Filter the listing below, keeping only the lines with the word "wheel".

- _EXTRACTED ENTRIES_:
+ + +

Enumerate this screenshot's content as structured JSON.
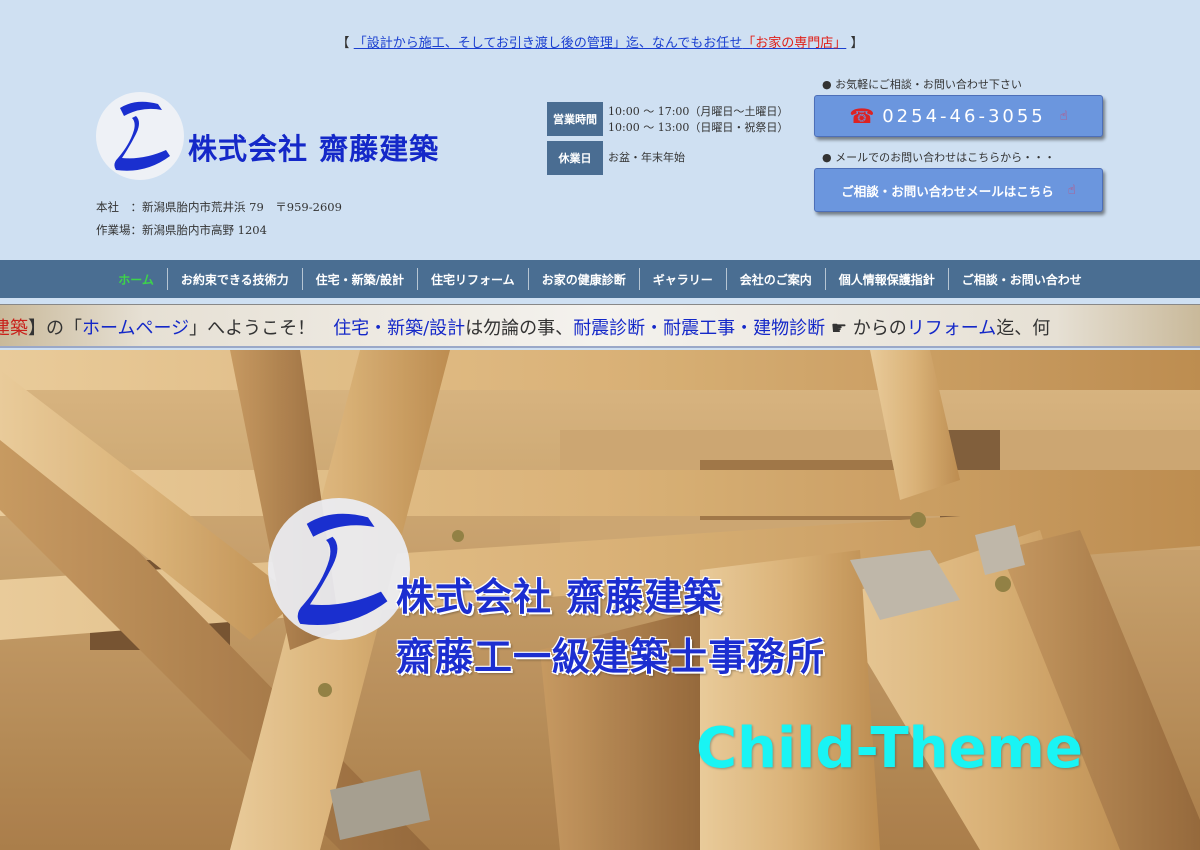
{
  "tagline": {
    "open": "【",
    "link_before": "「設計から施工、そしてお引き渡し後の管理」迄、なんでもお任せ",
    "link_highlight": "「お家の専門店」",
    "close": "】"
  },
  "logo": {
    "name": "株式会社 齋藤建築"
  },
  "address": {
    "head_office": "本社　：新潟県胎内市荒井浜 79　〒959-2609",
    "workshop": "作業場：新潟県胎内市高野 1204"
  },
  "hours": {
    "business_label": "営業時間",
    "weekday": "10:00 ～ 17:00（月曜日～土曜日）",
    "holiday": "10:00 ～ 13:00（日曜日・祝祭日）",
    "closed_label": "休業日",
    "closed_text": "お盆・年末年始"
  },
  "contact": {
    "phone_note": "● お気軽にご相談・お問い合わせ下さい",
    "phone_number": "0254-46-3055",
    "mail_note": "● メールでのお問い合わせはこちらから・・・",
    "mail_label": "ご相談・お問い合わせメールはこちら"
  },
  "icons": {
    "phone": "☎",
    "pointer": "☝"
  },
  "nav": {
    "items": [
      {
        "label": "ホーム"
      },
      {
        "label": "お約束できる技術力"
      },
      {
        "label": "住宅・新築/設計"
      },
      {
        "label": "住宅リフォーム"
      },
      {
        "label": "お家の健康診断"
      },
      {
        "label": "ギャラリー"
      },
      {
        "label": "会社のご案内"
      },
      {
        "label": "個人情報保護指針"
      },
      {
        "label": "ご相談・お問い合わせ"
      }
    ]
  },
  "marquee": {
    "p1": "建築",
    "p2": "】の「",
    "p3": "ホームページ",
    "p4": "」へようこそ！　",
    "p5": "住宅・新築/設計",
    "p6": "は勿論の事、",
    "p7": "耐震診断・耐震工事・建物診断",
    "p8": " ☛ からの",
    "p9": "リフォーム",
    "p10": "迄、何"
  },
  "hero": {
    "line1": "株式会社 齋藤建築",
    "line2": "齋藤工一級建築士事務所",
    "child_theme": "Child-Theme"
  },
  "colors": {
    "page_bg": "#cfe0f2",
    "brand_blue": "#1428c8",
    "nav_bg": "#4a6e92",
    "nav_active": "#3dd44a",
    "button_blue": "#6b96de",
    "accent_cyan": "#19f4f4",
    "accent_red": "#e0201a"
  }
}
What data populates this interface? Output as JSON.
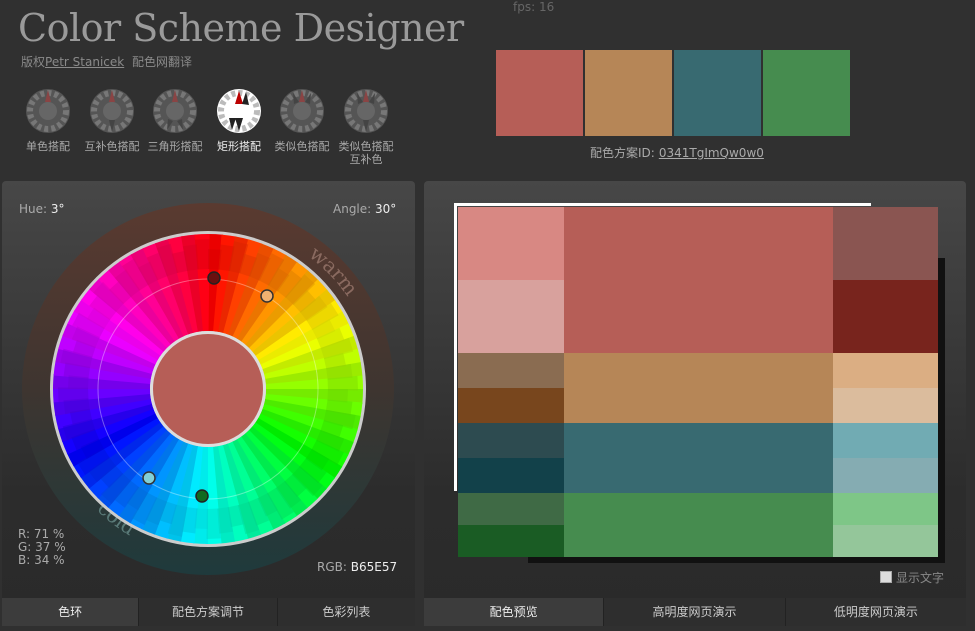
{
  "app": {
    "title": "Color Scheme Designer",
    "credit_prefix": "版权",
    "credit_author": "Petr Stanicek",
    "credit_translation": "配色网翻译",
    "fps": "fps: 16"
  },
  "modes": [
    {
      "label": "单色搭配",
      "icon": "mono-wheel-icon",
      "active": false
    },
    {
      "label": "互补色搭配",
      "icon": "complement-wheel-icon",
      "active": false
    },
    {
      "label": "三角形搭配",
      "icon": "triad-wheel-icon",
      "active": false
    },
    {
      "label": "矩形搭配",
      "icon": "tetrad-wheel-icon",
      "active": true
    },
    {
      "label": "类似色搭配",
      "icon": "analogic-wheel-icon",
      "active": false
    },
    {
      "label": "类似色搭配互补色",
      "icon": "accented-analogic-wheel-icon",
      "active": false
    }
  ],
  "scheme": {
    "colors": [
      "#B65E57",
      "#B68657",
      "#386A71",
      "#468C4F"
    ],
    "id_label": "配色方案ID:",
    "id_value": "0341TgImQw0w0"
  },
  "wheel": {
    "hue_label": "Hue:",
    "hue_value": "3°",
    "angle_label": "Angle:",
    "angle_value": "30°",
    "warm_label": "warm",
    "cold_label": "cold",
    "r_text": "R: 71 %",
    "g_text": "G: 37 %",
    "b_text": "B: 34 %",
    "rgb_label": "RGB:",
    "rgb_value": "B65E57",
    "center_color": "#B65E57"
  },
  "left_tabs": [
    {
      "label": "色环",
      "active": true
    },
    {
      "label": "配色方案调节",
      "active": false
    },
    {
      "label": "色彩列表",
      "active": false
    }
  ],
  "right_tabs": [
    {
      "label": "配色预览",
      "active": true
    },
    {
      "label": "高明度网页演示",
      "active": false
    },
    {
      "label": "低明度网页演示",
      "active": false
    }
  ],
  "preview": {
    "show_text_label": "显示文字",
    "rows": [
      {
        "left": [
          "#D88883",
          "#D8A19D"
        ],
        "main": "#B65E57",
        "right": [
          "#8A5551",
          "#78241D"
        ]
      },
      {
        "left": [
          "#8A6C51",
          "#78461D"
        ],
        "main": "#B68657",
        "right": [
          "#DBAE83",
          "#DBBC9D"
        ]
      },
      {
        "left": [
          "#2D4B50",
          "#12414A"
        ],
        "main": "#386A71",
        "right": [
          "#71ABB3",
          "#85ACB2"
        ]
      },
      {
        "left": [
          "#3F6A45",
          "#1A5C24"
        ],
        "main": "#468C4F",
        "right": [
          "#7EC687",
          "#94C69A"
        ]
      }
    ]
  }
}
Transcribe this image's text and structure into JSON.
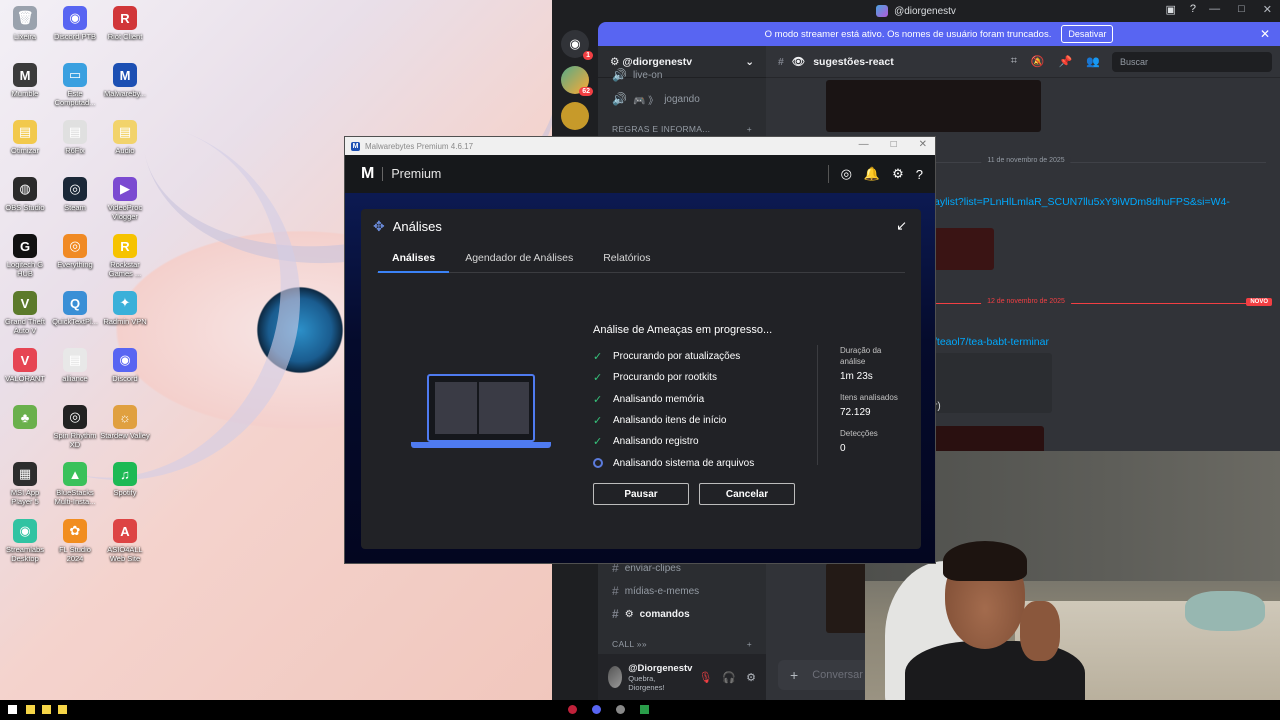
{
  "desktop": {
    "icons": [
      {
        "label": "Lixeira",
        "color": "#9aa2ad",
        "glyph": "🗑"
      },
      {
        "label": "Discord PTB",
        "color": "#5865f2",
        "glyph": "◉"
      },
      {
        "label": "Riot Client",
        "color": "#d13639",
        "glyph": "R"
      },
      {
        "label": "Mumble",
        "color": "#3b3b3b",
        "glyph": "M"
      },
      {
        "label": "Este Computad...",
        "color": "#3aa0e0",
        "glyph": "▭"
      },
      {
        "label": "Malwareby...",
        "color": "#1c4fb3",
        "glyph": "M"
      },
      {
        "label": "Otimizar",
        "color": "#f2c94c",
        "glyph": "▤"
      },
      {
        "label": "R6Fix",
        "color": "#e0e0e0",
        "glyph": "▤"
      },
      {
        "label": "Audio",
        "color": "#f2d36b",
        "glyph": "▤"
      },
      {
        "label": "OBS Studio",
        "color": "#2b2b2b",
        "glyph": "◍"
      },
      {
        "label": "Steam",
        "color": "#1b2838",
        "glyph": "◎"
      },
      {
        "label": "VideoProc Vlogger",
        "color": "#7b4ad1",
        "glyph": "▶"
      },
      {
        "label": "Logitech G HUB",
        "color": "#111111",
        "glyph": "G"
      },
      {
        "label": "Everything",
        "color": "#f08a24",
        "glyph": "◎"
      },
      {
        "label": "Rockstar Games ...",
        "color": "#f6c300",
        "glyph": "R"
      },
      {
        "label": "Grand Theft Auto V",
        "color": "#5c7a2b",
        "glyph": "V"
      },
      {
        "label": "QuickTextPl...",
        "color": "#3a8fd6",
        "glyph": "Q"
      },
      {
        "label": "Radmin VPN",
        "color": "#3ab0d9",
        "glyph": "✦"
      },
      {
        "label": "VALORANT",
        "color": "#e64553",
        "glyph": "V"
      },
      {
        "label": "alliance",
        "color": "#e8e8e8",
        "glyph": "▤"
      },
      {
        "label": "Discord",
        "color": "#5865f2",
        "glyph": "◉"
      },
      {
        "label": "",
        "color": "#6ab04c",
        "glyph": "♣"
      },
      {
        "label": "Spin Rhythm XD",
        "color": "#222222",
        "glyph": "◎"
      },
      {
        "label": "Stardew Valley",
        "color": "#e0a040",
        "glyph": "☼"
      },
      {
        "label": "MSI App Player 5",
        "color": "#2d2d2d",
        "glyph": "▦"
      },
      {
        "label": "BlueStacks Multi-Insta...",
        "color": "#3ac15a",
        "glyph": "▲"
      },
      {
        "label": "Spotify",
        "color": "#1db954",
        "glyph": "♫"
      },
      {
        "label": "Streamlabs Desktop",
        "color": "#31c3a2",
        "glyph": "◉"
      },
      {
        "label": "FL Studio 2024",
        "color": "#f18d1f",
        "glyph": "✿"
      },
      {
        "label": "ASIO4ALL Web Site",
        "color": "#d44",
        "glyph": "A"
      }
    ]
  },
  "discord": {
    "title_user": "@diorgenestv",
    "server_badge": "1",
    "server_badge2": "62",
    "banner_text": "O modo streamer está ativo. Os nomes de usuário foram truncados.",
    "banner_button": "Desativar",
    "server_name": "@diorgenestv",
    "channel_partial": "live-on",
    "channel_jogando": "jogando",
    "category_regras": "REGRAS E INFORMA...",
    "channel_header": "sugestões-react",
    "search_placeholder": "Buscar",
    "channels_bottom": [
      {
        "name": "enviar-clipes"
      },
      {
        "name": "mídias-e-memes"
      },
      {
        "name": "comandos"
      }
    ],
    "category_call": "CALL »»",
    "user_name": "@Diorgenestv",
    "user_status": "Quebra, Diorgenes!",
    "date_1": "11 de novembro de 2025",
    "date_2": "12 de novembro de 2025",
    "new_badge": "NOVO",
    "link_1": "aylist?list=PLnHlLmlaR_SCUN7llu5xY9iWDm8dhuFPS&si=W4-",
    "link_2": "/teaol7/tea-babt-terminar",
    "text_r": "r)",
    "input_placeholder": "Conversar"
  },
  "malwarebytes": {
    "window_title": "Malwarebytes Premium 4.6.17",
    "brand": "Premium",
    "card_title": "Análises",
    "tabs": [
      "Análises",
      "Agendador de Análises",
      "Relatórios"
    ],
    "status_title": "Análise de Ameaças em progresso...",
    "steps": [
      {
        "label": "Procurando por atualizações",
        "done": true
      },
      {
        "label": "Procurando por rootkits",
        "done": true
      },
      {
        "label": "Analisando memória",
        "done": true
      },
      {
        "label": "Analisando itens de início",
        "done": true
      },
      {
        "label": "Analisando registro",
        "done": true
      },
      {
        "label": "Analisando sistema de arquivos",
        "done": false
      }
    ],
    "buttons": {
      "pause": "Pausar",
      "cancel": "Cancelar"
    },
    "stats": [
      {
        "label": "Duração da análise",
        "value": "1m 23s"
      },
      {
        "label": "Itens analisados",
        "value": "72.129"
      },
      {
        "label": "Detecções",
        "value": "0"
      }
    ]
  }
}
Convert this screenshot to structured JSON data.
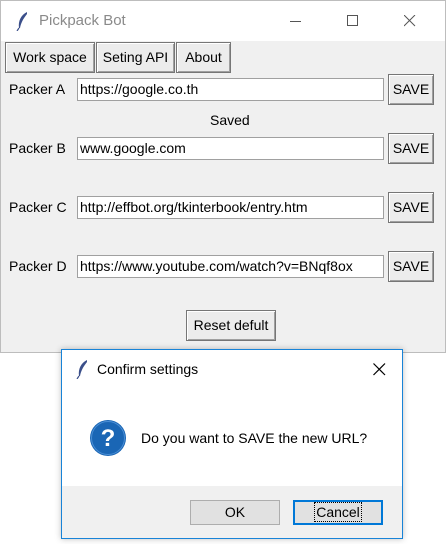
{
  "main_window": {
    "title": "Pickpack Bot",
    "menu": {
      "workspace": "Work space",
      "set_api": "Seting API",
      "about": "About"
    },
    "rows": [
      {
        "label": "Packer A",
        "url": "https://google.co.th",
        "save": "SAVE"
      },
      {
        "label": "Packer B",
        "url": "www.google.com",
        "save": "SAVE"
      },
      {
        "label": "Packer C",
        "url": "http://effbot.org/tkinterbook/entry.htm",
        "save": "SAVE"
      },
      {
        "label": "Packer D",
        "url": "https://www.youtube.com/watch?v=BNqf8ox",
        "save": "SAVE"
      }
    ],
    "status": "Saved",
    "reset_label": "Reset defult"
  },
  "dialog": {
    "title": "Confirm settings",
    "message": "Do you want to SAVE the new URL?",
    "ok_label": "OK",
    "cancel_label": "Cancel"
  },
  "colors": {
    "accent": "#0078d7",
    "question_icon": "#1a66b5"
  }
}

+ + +

- _RESPONSE BELOW_:
      "icon": "mono-wheel-icon",
      "icon": "complement-wheel-icon",
      "icon": "triad-wheel-icon",
      "icon": "tetrad-wheel-icon",
      "icon": "analogic-wheel-icon",
      "icon": "accented-analogic-wheel-icon",
  "wheel": {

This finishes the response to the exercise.